Question asked by Mitsuru Yamada on Sep 30, 2012
Latest reply on Mar 12, 2013 by Mitsuru Yamada

Think a flame kindled on a candle.

While the candle is held stationary, the flame stands up and keeps its shape constant.

If the candle is nudged suddenly and is kept being moving that way by a constant velocity, then the shape of flame will be slanted more or less.

Then think a wave function of a some gas molecule.

While the molecule does not encounter with another molecule, its wave function may evolve in its own way in accordance with Schroedinger equation.

Then think a collision of this molecule with another molecule, and assume there is no energy exchange.

Will the wave function of this molecule be deformed by the acceleration caused by the collision?

In the case of candle, there was the medium, that is, the atmosphere.
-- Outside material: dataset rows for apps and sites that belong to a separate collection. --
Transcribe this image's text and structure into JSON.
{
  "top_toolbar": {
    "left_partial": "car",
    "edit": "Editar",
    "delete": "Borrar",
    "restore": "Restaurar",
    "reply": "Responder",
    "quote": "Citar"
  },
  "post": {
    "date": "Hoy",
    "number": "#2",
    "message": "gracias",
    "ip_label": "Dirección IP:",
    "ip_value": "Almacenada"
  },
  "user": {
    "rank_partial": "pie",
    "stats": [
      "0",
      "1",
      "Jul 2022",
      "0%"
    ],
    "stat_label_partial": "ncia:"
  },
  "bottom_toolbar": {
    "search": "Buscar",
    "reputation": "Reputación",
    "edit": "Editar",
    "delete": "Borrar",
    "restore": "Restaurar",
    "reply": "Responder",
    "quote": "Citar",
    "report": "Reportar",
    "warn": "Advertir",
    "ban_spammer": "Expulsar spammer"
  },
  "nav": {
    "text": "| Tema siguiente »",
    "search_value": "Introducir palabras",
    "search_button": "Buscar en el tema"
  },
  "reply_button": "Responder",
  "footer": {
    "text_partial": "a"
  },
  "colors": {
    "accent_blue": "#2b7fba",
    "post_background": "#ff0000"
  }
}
Then how about the case of wave function of the gas molecule?

Does an ether for wave function exist?

My question is asking how will a wave function in an inertial system looks like from another inertial syatem.

Does it simply obey the Lorentz transformation of coordinates and time?